For the first two weeks of the month I did not exercise once. Two weeks is NOT LONG AT ALL in the grand scheme of things. In fact, I will be taking much more time than that off from running (update soon). But when you go from marathon training to literally nothing (and I mean less than 1,000 steps a day), it’s a bit of a shock. At least it was for me.
I’ve never been one to get “antsy” from not running or working out. Anyone who knows me knows I can win a couch-sitting contest. For a few days over the summer my sister and I practically glued our butts to the couch and only got up to eat, but we preferred when food was brought to us. My point: I like lazy days. I like rest days.

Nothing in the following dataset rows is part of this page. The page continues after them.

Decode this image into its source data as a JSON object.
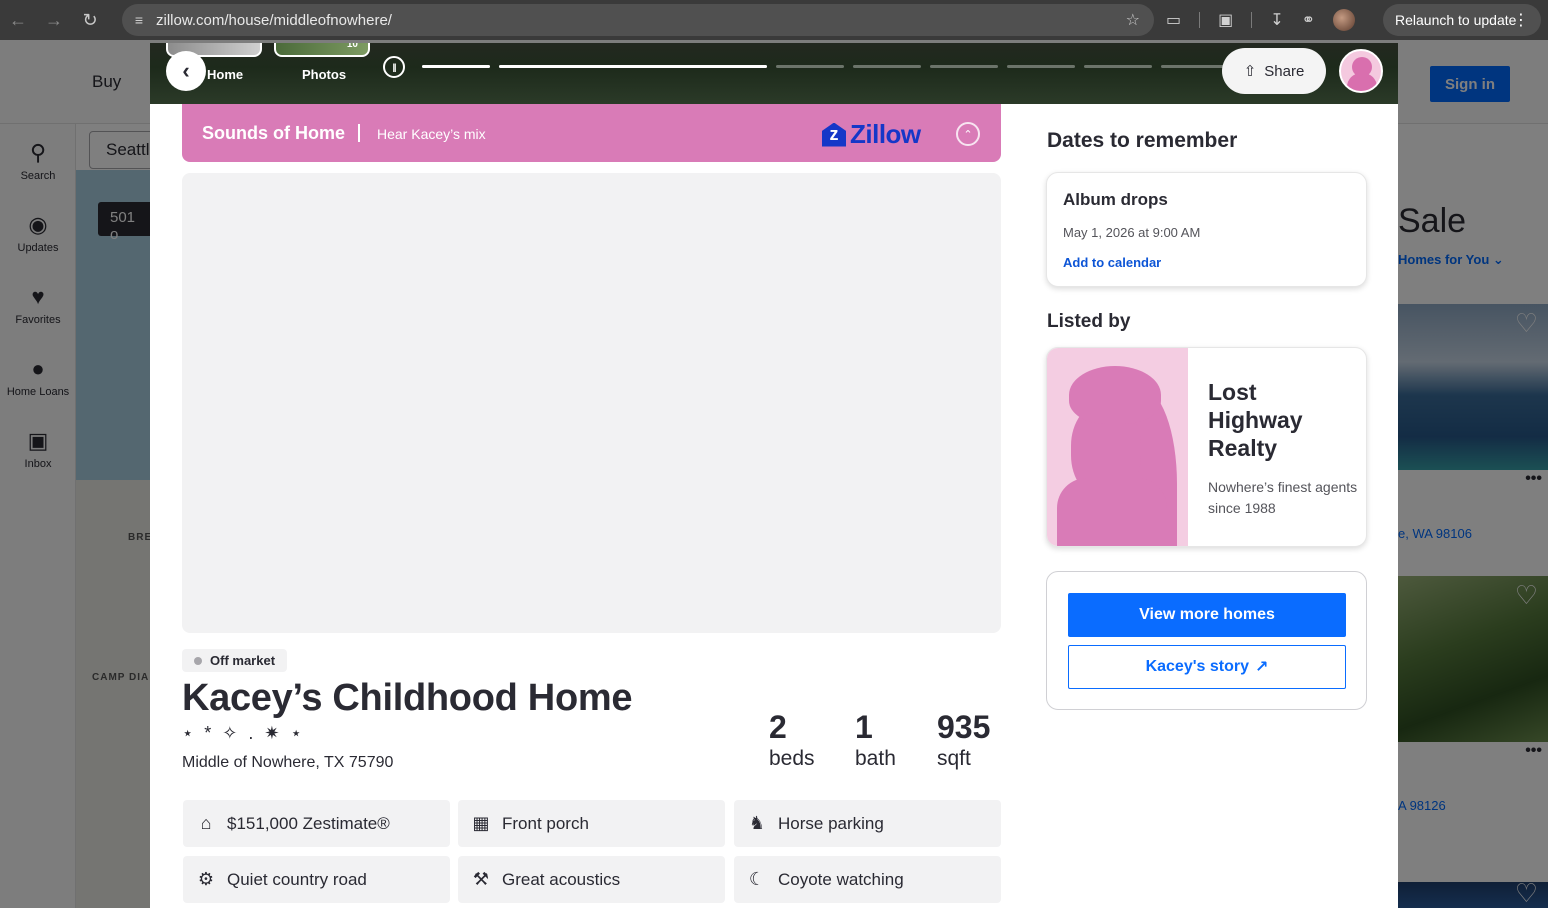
{
  "browser": {
    "url": "zillow.com/house/middleofnowhere/",
    "relaunch_label": "Relaunch to update",
    "icons": [
      "back-arrow-icon",
      "forward-arrow-icon",
      "reload-icon",
      "site-settings-icon",
      "bookmark-star-icon",
      "extensions-icon",
      "lens-icon",
      "download-icon",
      "performance-icon",
      "more-vertical-icon"
    ]
  },
  "background": {
    "nav_buy": "Buy",
    "sign_in": "Sign in",
    "search_value": "Seattl",
    "map_chip": "501 o",
    "map_labels": [
      "BRE",
      "CAMP DIA"
    ],
    "sidebar": [
      {
        "label": "Search",
        "icon": "search-icon"
      },
      {
        "label": "Updates",
        "icon": "updates-icon"
      },
      {
        "label": "Favorites",
        "icon": "heart-icon"
      },
      {
        "label": "Home Loans",
        "icon": "dollar-icon"
      },
      {
        "label": "Inbox",
        "icon": "inbox-icon"
      }
    ],
    "right_heading": "Sale",
    "homes_for_you": "Homes for You",
    "listing_addresses": [
      "e, WA 98106",
      "A 98126"
    ]
  },
  "modal": {
    "tabs": [
      {
        "label": "Home"
      },
      {
        "label": "Photos",
        "photo_count": "10"
      }
    ],
    "story_progress": [
      1,
      1,
      0,
      0,
      0,
      0,
      0,
      0
    ],
    "share_label": "Share",
    "banner": {
      "title": "Sounds of Home",
      "subtitle": "Hear Kacey’s mix",
      "logo_text": "Zillow",
      "color": "#d97bb7"
    },
    "status_badge": "Off market",
    "property": {
      "title": "Kacey’s Childhood Home",
      "sparkles": "⋆ * ✧ . ✷ ⋆",
      "address": "Middle of Nowhere, TX 75790"
    },
    "stats": [
      {
        "value": "2",
        "label": "beds"
      },
      {
        "value": "1",
        "label": "bath"
      },
      {
        "value": "935",
        "label": "sqft"
      }
    ],
    "features": [
      {
        "label": "$151,000 Zestimate®",
        "icon": "zillow-house-icon"
      },
      {
        "label": "Front porch",
        "icon": "building-icon"
      },
      {
        "label": "Horse parking",
        "icon": "horse-icon"
      },
      {
        "label": "Quiet country road",
        "icon": "tractor-icon"
      },
      {
        "label": "Great acoustics",
        "icon": "hammer-icon"
      },
      {
        "label": "Coyote watching",
        "icon": "moon-icon"
      }
    ],
    "dates": {
      "heading": "Dates to remember",
      "album_title": "Album drops",
      "album_date": "May 1, 2026 at 9:00 AM",
      "add_to_calendar": "Add to calendar"
    },
    "listed_by": {
      "heading": "Listed by",
      "agency": "Lost Highway Realty",
      "tagline": "Nowhere’s finest agents since 1988"
    },
    "actions": {
      "view_more": "View more homes",
      "story": "Kacey's story"
    },
    "colors": {
      "accent_blue": "#0a6cff",
      "zillow_blue": "#1537c8",
      "pink": "#d97bb7"
    }
  }
}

If I wasn’t marathon training, I wouldn’t plan my workouts at all, other than maybe scheduling a group exercise class once a week if it’s a place where spots fill up in advance. However, I genuinely enjoy exercise. No one forced me to go to the dozens of fitness classes this summer in NYC. I really love being active and I feel better, mentally and physically, after moving my body.
I am admittedly frustrated having to take time off because of my foot. Not only can I not run the marathon, but I can’t run at all. Kind of a double whammy. Earlier this month when the injury first hit I was feeling defeated and uninterested in other forms of exercise. So, I did what any smart college student would do…I traded running marathons for Netflix marathons. Kidding. The truth is, I was tired. I decided to use the immediate weeks after my injury to take a break from all exercise. More than two weeks later and I didn’t gain 10 lbs (or any…I have no clue and don’t care), die or lose part of my soul. Dramatic enough for you?
I went to bed without setting an alarm, which is an amazing practice that we all should do more often. I read more. I took more naps (I didn’t think it was possible…it was). I ate normally. I caught up with the Kardashians (pun intended). I spent time with friends and family. I enjoyed time in the sun. All good things and, more importantly, all things I normally did on days I worked out. This means, not working out didn’t change much of my life.
It’s crazy to me how often people in both the blog and real worlds complain about taking rest days. It’s a freaking day. Most people in the world don’t exercise as much as people portray online or on social media. We act like it’s the worst thing in the world to lose an ounce of running fitness or muscle strength. If we aren’t being paid to perform, then it shouldn’t matter too much. Sure we “worked hard” to get to a certain point, but setbacks happen. Actually, I think the challenge of “losing” fitness and gaining it back is alluring.
By NO MEANS am I saying I’m done running half/full marathons, quite the opposite actually. Like the saying goes, “you don’t realize what you have until it’s gone,” I truly value and am grateful for my ability to run. It’s a passion and hobby that will be welcomed back with open arms. But I know for certain that running is a want, not a need.
So, there you have it. A long-winded result of some much-needed and guilt-free couch time. I’m not giving up fitness entirely during my injury recovery, but everything will change. I’ll fill you in soon, because I’m sure you’re curious. I am fully in-tune with what my body is telling me and I respect what it needs at this time in my life. That is what’s most important.